  • Topolo 2 (2009, video, 15 min., silent)
  • Remo Osaka 1 (2009, color, SD mini-DV, 75 min., sound)
  • Remo Osaka 2 (2010, color, SD mini-DV, 105 min., sound)
  • Meudrone 1 (2013, color, HD video, 30 min., sound)
  • Meudrone 2 (2014, color, HD video, 30 min., sound)
  • Vain4 BCN (2015, color, HD video, 19 min., sound)
  • Agosto NOSND (2017, color, HD video, 19 min., sound)
  • Pulp Elder A (2018, color, HD video, 5 min., sound)
  • HookerNiblock (2015-19, color, HD video, 18 min., sound) with William Hooker, drums


  1. ^ a b Alan Licht, Common Tones: Selected Interviews with Artists and Musicians 1995-2020, Blank Forms Edition, Interview with Phill Niblock, pp.453-478

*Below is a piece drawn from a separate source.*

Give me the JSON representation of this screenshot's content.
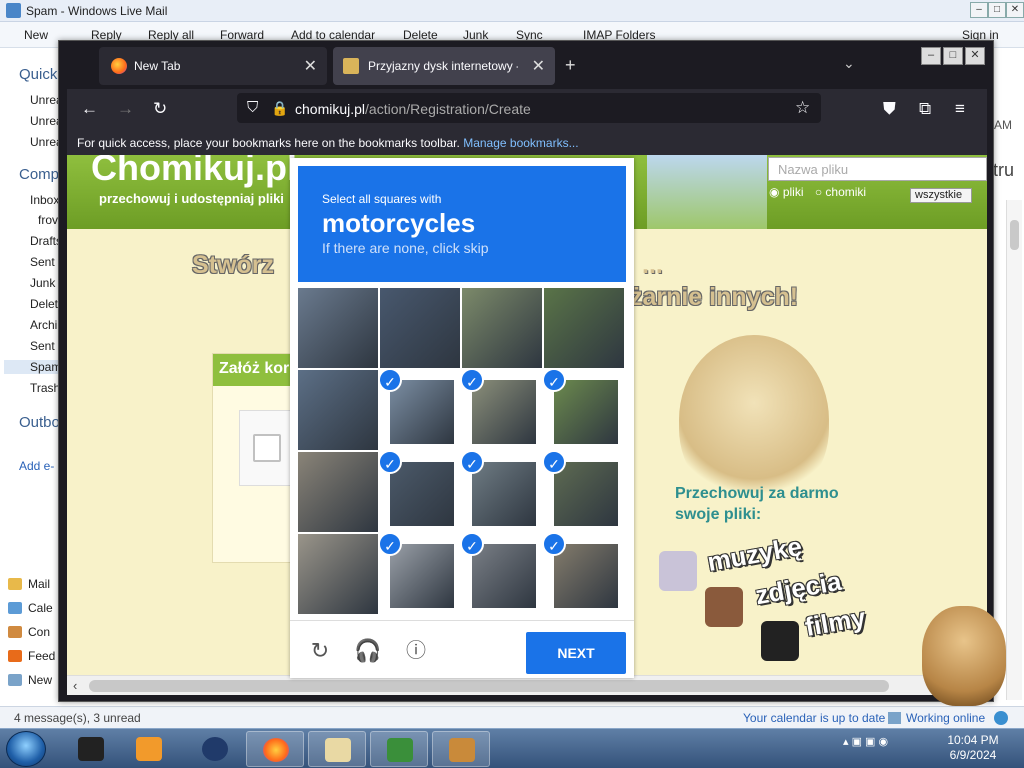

  2. ^ a b c d e Williams, Alex (January 12, 2024). "Phill Niblock, Dedicated Avant-Gardist of Music and Film, Dies at 90". The New York Times. Retrieved January 12, 2024.
  3. ^ a b Schell, Michael (October 2, 2018). "Phill Niblock at 85: Austere, Unpopular, Astounding Minimalism". Second Inversion. Archived from the original on January 9, 2023. Retrieved January 9, 2023.
  4. ^ a b c d "PHILL NIBLOCK (1933–2024)". Artforum. 2024-01-09. Retrieved 2024-01-18.
  5. ^ Licht, Alan (2007). Sound Art: Beyond Music, Between Categories. New York: Rizzoli. p. 258. ISBN 9780847829699.
  6. ^ "Phill Niblock (2 October 1933–8 January 2024) - The Wire". The Wire Magazine - Adventures In Modern Music. Archived from the original on January 9, 2024. Retrieved January 9, 2024.
  7. ^ Greenberger, Alex (January 8, 2024). "Phill Niblock, Artist and Composer Who Slowed Down Time, Dies at 90". ARTnews. Archived from the original on January 9, 2023. Retrieved January 9, 2024.

External links[edit]